It is nearly impossible to overstate how valuable options can be for traders. The benefits to using options for trading are numerous and straightforward. In many cases, the more traders get used to using options, the more they realize how beneficial they can be.
For example, traders will often begin experimenting with options because of the leverage they provide. Having 1 option equate to control of 100 shares of stocks can certainly lead to greater returns than simply using stocks.
However, options leverage is more than just increasing returns. The leverage component also means traders can trade stock they may not normally be able to afford. Take Amazon (AMZN) for example. It’s nearly an $1,800 stock. With options, you could conceivably control 100 shares ($18,000 worth) of AMZN for a few hundred dollars.
Options can also provide access to strategies traders may not normally be comfortable with, such as short selling stock or trading commodities. Using options can make these strategies simpler and safer than they’d otherwise be.
But options can provide other benefits above and beyond how they’re used in trading. In fact, studying the options market and following options action can be highly instructive and rewarding.
Big investment firms, funds, and trading desks will often use the options market to establish their positions in stocks and ETFs. Traders can often get an idea of what the smart money is doing by following big, block trades in options.
Sometimes, block trades will occur in stocks you’ve never heard of or that rarely trade in big volume. These situations can be particularly useful. Not only are they easier to spot among the noise of everyday trading, but it can often be easy to tell what the goal of the trader is.
For instance, let’s look at a large block trade in Knight-Swift Transportation (KNX). The trucking and transportation company trades about 2.5 million shares a day on average, but only about 2,000 options. So, when a massive options trade hits the wire in this name, it can be an eye-opener.

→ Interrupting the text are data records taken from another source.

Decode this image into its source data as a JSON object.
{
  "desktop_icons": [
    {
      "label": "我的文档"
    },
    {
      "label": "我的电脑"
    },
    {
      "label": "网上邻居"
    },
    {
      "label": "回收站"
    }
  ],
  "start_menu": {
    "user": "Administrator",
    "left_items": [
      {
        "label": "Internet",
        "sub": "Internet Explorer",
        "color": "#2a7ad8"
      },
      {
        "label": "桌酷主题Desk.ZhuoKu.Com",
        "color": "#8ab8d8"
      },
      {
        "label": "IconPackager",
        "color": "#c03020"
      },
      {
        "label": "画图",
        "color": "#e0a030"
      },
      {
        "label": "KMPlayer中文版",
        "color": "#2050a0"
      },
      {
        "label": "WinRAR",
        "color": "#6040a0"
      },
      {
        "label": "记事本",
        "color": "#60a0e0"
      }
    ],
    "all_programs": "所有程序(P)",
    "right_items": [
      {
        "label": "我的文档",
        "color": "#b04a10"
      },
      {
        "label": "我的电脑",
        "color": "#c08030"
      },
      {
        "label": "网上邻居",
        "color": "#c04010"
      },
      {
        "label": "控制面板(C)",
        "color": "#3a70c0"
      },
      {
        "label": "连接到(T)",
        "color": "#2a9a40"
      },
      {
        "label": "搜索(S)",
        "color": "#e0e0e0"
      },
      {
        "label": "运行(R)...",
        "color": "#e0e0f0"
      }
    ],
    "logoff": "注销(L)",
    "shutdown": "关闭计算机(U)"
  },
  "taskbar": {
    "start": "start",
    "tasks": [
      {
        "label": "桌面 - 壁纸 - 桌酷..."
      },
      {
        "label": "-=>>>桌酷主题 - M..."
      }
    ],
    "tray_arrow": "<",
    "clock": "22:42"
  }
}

This particular block was a trader buying 20,000 August 35 calls for $2.35 per contract with the stock trading at $32 per share. What this means is that KNX needs to be at $37.35 or above by August expiration for the trade to break even.

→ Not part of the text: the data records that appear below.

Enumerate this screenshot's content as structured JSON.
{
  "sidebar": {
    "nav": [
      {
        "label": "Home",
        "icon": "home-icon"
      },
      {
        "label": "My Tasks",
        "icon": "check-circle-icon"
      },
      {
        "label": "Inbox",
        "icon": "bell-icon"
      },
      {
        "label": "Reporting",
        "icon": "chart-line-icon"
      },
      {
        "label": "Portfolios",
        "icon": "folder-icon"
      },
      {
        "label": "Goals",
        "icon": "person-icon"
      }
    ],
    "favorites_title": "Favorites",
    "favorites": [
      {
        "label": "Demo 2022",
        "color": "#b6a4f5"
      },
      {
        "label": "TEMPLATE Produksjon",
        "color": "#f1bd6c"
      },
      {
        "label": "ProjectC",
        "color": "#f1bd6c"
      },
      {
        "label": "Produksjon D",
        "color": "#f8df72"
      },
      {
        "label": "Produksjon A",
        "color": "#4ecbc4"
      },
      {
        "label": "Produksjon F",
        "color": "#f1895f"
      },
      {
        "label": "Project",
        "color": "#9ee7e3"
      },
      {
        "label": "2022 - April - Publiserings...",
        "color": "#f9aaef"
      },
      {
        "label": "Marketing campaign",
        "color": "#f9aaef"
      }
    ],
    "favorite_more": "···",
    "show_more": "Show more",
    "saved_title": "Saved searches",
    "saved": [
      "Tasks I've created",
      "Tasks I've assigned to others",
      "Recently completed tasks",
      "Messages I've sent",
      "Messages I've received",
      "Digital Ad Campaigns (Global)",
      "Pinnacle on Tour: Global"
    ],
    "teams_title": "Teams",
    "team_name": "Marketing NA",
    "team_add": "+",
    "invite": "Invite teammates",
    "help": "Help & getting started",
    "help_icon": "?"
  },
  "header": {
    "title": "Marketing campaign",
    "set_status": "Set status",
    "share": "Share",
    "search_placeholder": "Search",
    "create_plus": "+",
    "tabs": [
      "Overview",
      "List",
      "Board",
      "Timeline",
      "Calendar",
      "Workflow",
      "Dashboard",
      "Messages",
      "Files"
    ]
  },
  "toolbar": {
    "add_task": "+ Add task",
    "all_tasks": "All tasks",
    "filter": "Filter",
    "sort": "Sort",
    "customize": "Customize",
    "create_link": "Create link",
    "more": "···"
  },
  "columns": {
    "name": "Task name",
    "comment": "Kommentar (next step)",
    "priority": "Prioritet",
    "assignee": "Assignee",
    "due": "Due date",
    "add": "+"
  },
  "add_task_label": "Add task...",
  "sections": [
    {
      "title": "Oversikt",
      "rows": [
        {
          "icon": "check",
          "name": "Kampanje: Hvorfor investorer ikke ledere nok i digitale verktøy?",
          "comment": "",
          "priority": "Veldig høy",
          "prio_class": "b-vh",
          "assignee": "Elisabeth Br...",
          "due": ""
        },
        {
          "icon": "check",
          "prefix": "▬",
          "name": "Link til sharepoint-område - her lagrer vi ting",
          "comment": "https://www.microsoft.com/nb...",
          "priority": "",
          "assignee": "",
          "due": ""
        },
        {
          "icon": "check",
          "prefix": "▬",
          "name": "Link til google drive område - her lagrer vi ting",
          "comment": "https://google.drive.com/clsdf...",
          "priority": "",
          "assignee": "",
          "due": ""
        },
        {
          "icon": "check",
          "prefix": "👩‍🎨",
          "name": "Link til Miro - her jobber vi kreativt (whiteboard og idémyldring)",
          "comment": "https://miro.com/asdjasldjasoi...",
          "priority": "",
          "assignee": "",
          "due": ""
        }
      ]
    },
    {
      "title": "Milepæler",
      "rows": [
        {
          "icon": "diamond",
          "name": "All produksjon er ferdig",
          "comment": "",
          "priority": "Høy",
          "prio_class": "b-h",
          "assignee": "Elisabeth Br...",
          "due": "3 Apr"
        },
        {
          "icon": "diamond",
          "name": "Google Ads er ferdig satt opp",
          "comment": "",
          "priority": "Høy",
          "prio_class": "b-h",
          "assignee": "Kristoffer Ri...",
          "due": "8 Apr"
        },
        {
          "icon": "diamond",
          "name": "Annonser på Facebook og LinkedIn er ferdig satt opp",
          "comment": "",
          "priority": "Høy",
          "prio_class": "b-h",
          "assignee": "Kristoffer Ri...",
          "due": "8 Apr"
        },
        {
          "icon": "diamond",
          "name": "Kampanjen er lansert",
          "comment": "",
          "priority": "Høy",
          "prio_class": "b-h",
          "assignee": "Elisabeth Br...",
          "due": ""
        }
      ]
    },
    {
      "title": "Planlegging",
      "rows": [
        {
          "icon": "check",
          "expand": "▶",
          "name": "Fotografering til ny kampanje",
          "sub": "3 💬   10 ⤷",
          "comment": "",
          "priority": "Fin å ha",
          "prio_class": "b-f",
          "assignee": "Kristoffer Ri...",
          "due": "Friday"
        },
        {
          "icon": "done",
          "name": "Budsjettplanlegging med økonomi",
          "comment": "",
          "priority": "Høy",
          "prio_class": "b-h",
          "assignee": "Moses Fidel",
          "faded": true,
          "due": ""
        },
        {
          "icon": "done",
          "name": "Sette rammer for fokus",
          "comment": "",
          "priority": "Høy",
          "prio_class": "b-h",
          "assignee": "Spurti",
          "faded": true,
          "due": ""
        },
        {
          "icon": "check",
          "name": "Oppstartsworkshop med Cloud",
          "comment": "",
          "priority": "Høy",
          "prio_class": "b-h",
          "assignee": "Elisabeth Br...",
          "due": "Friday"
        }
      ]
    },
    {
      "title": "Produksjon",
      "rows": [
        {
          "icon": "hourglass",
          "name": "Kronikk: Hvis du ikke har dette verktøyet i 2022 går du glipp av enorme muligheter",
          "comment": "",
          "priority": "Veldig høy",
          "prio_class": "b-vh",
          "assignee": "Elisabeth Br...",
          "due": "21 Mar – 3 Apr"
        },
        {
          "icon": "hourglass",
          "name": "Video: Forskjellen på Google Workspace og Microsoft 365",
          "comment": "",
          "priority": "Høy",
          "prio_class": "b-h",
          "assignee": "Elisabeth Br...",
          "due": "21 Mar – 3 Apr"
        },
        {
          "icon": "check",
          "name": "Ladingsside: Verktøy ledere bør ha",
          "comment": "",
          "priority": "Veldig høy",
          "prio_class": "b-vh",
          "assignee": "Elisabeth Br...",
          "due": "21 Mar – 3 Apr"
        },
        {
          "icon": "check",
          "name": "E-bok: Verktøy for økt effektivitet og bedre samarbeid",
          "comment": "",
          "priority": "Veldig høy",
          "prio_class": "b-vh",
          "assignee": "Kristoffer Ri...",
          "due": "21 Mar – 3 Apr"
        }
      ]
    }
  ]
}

The trader is spending $4.7 million for this trade, which is the max loss potential. So, this clearly is a very bullish trade and the strategist is risking a lot on the call purchase. After all, we’re talking about over a $5 move higher (over 15%) in a stock that doesn’t make big moves all that often.

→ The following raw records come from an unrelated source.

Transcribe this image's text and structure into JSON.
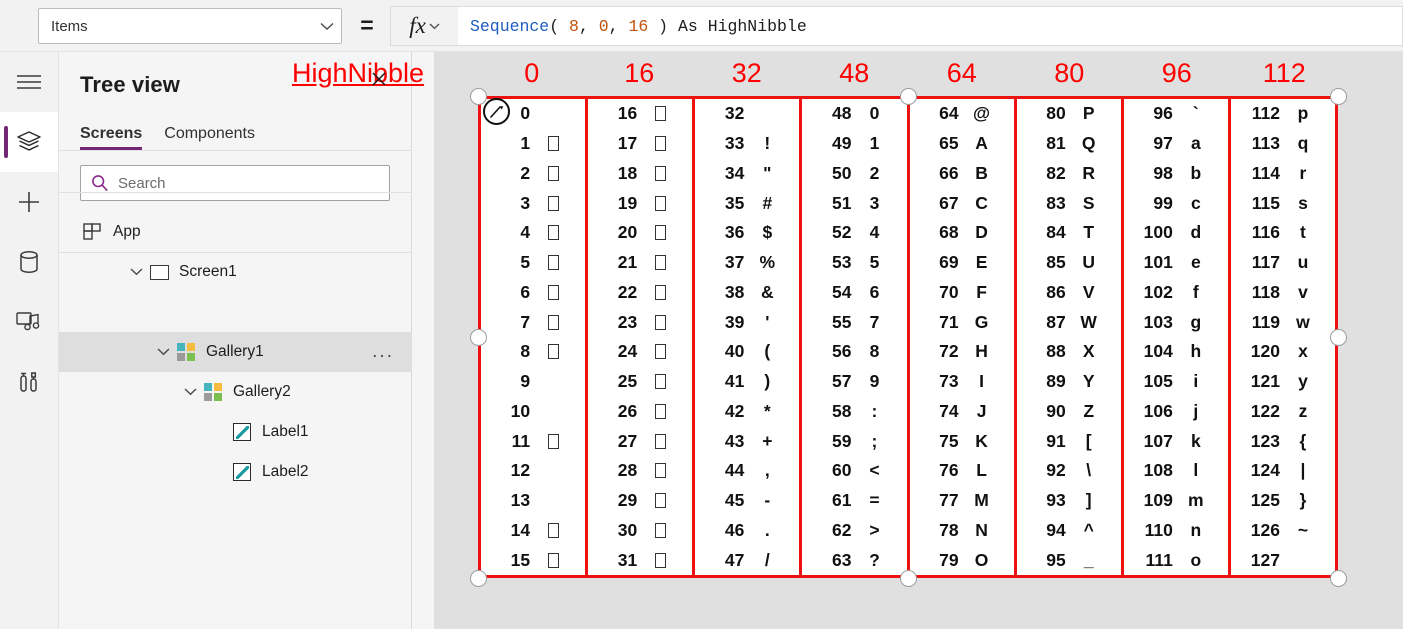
{
  "formula_bar": {
    "property_value": "Items",
    "equals": "=",
    "fx_label": "fx",
    "formula_tokens": [
      {
        "text": "Sequence",
        "kind": "fn"
      },
      {
        "text": "( ",
        "kind": "p"
      },
      {
        "text": "8",
        "kind": "num"
      },
      {
        "text": ", ",
        "kind": "p"
      },
      {
        "text": "0",
        "kind": "num"
      },
      {
        "text": ", ",
        "kind": "p"
      },
      {
        "text": "16",
        "kind": "num"
      },
      {
        "text": " ) ",
        "kind": "p"
      },
      {
        "text": "As HighNibble",
        "kind": "id"
      }
    ],
    "formula_plain": "Sequence( 8, 0, 16 ) As HighNibble"
  },
  "rail": {
    "items": [
      {
        "name": "hamburger-menu-icon",
        "label": "Menu",
        "active": false
      },
      {
        "name": "tree-view-layers-icon",
        "label": "Tree view",
        "active": true
      },
      {
        "name": "insert-plus-icon",
        "label": "Insert",
        "active": false
      },
      {
        "name": "data-cylinder-icon",
        "label": "Data",
        "active": false
      },
      {
        "name": "media-icon",
        "label": "Media",
        "active": false
      },
      {
        "name": "advanced-tools-icon",
        "label": "Advanced tools",
        "active": false
      }
    ]
  },
  "tree_panel": {
    "title": "Tree view",
    "tabs": [
      {
        "label": "Screens",
        "selected": true
      },
      {
        "label": "Components",
        "selected": false
      }
    ],
    "search": {
      "placeholder": "Search",
      "value": "",
      "icon": "search-icon"
    },
    "rows": [
      {
        "label": "App",
        "icon": "app-icon",
        "indent": 0,
        "twisty": "",
        "selected": false,
        "menu": false
      },
      {
        "label": "Screen1",
        "icon": "screen-icon",
        "indent": 0,
        "twisty": "chevron-down-icon",
        "selected": false,
        "menu": false
      },
      {
        "label": "Gallery1",
        "icon": "gallery-icon",
        "indent": 1,
        "twisty": "chevron-down-icon",
        "selected": true,
        "menu": true,
        "menu_label": "..."
      },
      {
        "label": "Gallery2",
        "icon": "gallery-icon",
        "indent": 2,
        "twisty": "chevron-down-icon",
        "selected": false,
        "menu": false
      },
      {
        "label": "Label1",
        "icon": "label-icon",
        "indent": 3,
        "twisty": "",
        "selected": false,
        "menu": false
      },
      {
        "label": "Label2",
        "icon": "label-icon",
        "indent": 3,
        "twisty": "",
        "selected": false,
        "menu": false
      }
    ]
  },
  "canvas": {
    "accent_red": "#ff0000",
    "selection_border": "#ee1111",
    "high_nibble_label": "HighNibble",
    "column_headers": [
      "0",
      "16",
      "32",
      "48",
      "64",
      "80",
      "96",
      "112"
    ],
    "columns": [
      {
        "header": "0",
        "cells": [
          {
            "n": "0",
            "glyph": "",
            "box": false
          },
          {
            "n": "1",
            "glyph": "",
            "box": true
          },
          {
            "n": "2",
            "glyph": "",
            "box": true
          },
          {
            "n": "3",
            "glyph": "",
            "box": true
          },
          {
            "n": "4",
            "glyph": "",
            "box": true
          },
          {
            "n": "5",
            "glyph": "",
            "box": true
          },
          {
            "n": "6",
            "glyph": "",
            "box": true
          },
          {
            "n": "7",
            "glyph": "",
            "box": true
          },
          {
            "n": "8",
            "glyph": "",
            "box": true
          },
          {
            "n": "9",
            "glyph": "",
            "box": false
          },
          {
            "n": "10",
            "glyph": "",
            "box": false
          },
          {
            "n": "11",
            "glyph": "",
            "box": true
          },
          {
            "n": "12",
            "glyph": "",
            "box": false
          },
          {
            "n": "13",
            "glyph": "",
            "box": false
          },
          {
            "n": "14",
            "glyph": "",
            "box": true
          },
          {
            "n": "15",
            "glyph": "",
            "box": true
          }
        ]
      },
      {
        "header": "16",
        "cells": [
          {
            "n": "16",
            "glyph": "",
            "box": true
          },
          {
            "n": "17",
            "glyph": "",
            "box": true
          },
          {
            "n": "18",
            "glyph": "",
            "box": true
          },
          {
            "n": "19",
            "glyph": "",
            "box": true
          },
          {
            "n": "20",
            "glyph": "",
            "box": true
          },
          {
            "n": "21",
            "glyph": "",
            "box": true
          },
          {
            "n": "22",
            "glyph": "",
            "box": true
          },
          {
            "n": "23",
            "glyph": "",
            "box": true
          },
          {
            "n": "24",
            "glyph": "",
            "box": true
          },
          {
            "n": "25",
            "glyph": "",
            "box": true
          },
          {
            "n": "26",
            "glyph": "",
            "box": true
          },
          {
            "n": "27",
            "glyph": "",
            "box": true
          },
          {
            "n": "28",
            "glyph": "",
            "box": true
          },
          {
            "n": "29",
            "glyph": "",
            "box": true
          },
          {
            "n": "30",
            "glyph": "",
            "box": true
          },
          {
            "n": "31",
            "glyph": "",
            "box": true
          }
        ]
      },
      {
        "header": "32",
        "cells": [
          {
            "n": "32",
            "glyph": "",
            "box": false
          },
          {
            "n": "33",
            "glyph": "!",
            "box": false
          },
          {
            "n": "34",
            "glyph": "\"",
            "box": false
          },
          {
            "n": "35",
            "glyph": "#",
            "box": false
          },
          {
            "n": "36",
            "glyph": "$",
            "box": false
          },
          {
            "n": "37",
            "glyph": "%",
            "box": false
          },
          {
            "n": "38",
            "glyph": "&",
            "box": false
          },
          {
            "n": "39",
            "glyph": "'",
            "box": false
          },
          {
            "n": "40",
            "glyph": "(",
            "box": false
          },
          {
            "n": "41",
            "glyph": ")",
            "box": false
          },
          {
            "n": "42",
            "glyph": "*",
            "box": false
          },
          {
            "n": "43",
            "glyph": "+",
            "box": false
          },
          {
            "n": "44",
            "glyph": ",",
            "box": false
          },
          {
            "n": "45",
            "glyph": "-",
            "box": false
          },
          {
            "n": "46",
            "glyph": ".",
            "box": false
          },
          {
            "n": "47",
            "glyph": "/",
            "box": false
          }
        ]
      },
      {
        "header": "48",
        "cells": [
          {
            "n": "48",
            "glyph": "0",
            "box": false
          },
          {
            "n": "49",
            "glyph": "1",
            "box": false
          },
          {
            "n": "50",
            "glyph": "2",
            "box": false
          },
          {
            "n": "51",
            "glyph": "3",
            "box": false
          },
          {
            "n": "52",
            "glyph": "4",
            "box": false
          },
          {
            "n": "53",
            "glyph": "5",
            "box": false
          },
          {
            "n": "54",
            "glyph": "6",
            "box": false
          },
          {
            "n": "55",
            "glyph": "7",
            "box": false
          },
          {
            "n": "56",
            "glyph": "8",
            "box": false
          },
          {
            "n": "57",
            "glyph": "9",
            "box": false
          },
          {
            "n": "58",
            "glyph": ":",
            "box": false
          },
          {
            "n": "59",
            "glyph": ";",
            "box": false
          },
          {
            "n": "60",
            "glyph": "<",
            "box": false
          },
          {
            "n": "61",
            "glyph": "=",
            "box": false
          },
          {
            "n": "62",
            "glyph": ">",
            "box": false
          },
          {
            "n": "63",
            "glyph": "?",
            "box": false
          }
        ]
      },
      {
        "header": "64",
        "cells": [
          {
            "n": "64",
            "glyph": "@",
            "box": false
          },
          {
            "n": "65",
            "glyph": "A",
            "box": false
          },
          {
            "n": "66",
            "glyph": "B",
            "box": false
          },
          {
            "n": "67",
            "glyph": "C",
            "box": false
          },
          {
            "n": "68",
            "glyph": "D",
            "box": false
          },
          {
            "n": "69",
            "glyph": "E",
            "box": false
          },
          {
            "n": "70",
            "glyph": "F",
            "box": false
          },
          {
            "n": "71",
            "glyph": "G",
            "box": false
          },
          {
            "n": "72",
            "glyph": "H",
            "box": false
          },
          {
            "n": "73",
            "glyph": "I",
            "box": false
          },
          {
            "n": "74",
            "glyph": "J",
            "box": false
          },
          {
            "n": "75",
            "glyph": "K",
            "box": false
          },
          {
            "n": "76",
            "glyph": "L",
            "box": false
          },
          {
            "n": "77",
            "glyph": "M",
            "box": false
          },
          {
            "n": "78",
            "glyph": "N",
            "box": false
          },
          {
            "n": "79",
            "glyph": "O",
            "box": false
          }
        ]
      },
      {
        "header": "80",
        "cells": [
          {
            "n": "80",
            "glyph": "P",
            "box": false
          },
          {
            "n": "81",
            "glyph": "Q",
            "box": false
          },
          {
            "n": "82",
            "glyph": "R",
            "box": false
          },
          {
            "n": "83",
            "glyph": "S",
            "box": false
          },
          {
            "n": "84",
            "glyph": "T",
            "box": false
          },
          {
            "n": "85",
            "glyph": "U",
            "box": false
          },
          {
            "n": "86",
            "glyph": "V",
            "box": false
          },
          {
            "n": "87",
            "glyph": "W",
            "box": false
          },
          {
            "n": "88",
            "glyph": "X",
            "box": false
          },
          {
            "n": "89",
            "glyph": "Y",
            "box": false
          },
          {
            "n": "90",
            "glyph": "Z",
            "box": false
          },
          {
            "n": "91",
            "glyph": "[",
            "box": false
          },
          {
            "n": "92",
            "glyph": "\\",
            "box": false
          },
          {
            "n": "93",
            "glyph": "]",
            "box": false
          },
          {
            "n": "94",
            "glyph": "^",
            "box": false
          },
          {
            "n": "95",
            "glyph": "_",
            "box": false
          }
        ]
      },
      {
        "header": "96",
        "cells": [
          {
            "n": "96",
            "glyph": "`",
            "box": false
          },
          {
            "n": "97",
            "glyph": "a",
            "box": false
          },
          {
            "n": "98",
            "glyph": "b",
            "box": false
          },
          {
            "n": "99",
            "glyph": "c",
            "box": false
          },
          {
            "n": "100",
            "glyph": "d",
            "box": false
          },
          {
            "n": "101",
            "glyph": "e",
            "box": false
          },
          {
            "n": "102",
            "glyph": "f",
            "box": false
          },
          {
            "n": "103",
            "glyph": "g",
            "box": false
          },
          {
            "n": "104",
            "glyph": "h",
            "box": false
          },
          {
            "n": "105",
            "glyph": "i",
            "box": false
          },
          {
            "n": "106",
            "glyph": "j",
            "box": false
          },
          {
            "n": "107",
            "glyph": "k",
            "box": false
          },
          {
            "n": "108",
            "glyph": "l",
            "box": false
          },
          {
            "n": "109",
            "glyph": "m",
            "box": false
          },
          {
            "n": "110",
            "glyph": "n",
            "box": false
          },
          {
            "n": "111",
            "glyph": "o",
            "box": false
          }
        ]
      },
      {
        "header": "112",
        "cells": [
          {
            "n": "112",
            "glyph": "p",
            "box": false
          },
          {
            "n": "113",
            "glyph": "q",
            "box": false
          },
          {
            "n": "114",
            "glyph": "r",
            "box": false
          },
          {
            "n": "115",
            "glyph": "s",
            "box": false
          },
          {
            "n": "116",
            "glyph": "t",
            "box": false
          },
          {
            "n": "117",
            "glyph": "u",
            "box": false
          },
          {
            "n": "118",
            "glyph": "v",
            "box": false
          },
          {
            "n": "119",
            "glyph": "w",
            "box": false
          },
          {
            "n": "120",
            "glyph": "x",
            "box": false
          },
          {
            "n": "121",
            "glyph": "y",
            "box": false
          },
          {
            "n": "122",
            "glyph": "z",
            "box": false
          },
          {
            "n": "123",
            "glyph": "{",
            "box": false
          },
          {
            "n": "124",
            "glyph": "|",
            "box": false
          },
          {
            "n": "125",
            "glyph": "}",
            "box": false
          },
          {
            "n": "126",
            "glyph": "~",
            "box": false
          },
          {
            "n": "127",
            "glyph": "",
            "box": false
          }
        ]
      }
    ]
  }
}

On the other hand, the trade will generate $2 million for every dollar the stock moves higher than the breakeven point. In other words, there is some substantial upside to this strategy. And, it isn’t likely someone is dropping nearly $5 million on calls on a whim.
This is exactly the sort of situation where copying the trade is a reasonable strategy. KNX options don’t trade that much and a straight up call trade is pretty transparent. Someone thinks this stock is going up in the coming weeks. And, for about $250 – $300 you could control 100 shares of KNX for about 5 months.